* [Dataset content]
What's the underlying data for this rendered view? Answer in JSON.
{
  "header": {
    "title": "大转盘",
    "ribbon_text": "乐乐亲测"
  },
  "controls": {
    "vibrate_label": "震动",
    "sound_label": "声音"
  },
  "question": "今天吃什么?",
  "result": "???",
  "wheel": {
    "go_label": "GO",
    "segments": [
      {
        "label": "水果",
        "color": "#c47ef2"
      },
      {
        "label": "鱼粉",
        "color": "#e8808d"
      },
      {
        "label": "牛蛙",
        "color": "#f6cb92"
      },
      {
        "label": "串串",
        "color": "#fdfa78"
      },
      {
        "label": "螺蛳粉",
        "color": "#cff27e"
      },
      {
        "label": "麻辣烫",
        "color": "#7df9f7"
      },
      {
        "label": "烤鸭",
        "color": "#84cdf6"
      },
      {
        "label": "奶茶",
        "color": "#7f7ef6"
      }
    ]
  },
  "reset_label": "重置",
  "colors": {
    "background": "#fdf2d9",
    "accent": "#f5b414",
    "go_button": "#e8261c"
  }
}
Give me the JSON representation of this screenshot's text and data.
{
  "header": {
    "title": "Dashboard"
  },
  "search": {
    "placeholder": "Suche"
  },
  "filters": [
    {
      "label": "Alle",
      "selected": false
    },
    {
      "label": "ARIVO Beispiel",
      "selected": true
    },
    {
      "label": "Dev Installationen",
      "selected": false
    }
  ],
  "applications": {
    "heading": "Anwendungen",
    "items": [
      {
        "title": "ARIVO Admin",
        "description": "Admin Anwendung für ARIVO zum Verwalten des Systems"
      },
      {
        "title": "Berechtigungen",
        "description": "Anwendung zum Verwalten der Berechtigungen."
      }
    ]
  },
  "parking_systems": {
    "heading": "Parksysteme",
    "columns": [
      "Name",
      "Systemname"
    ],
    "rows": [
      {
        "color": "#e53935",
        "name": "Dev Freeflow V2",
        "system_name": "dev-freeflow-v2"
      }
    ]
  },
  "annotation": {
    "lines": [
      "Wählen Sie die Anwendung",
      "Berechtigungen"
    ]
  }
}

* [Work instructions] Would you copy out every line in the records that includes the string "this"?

* [Task answer]
What's the underlying data for this rendered view? Answer in JSON.
Give me the JSON representation of this screenshot's text and data.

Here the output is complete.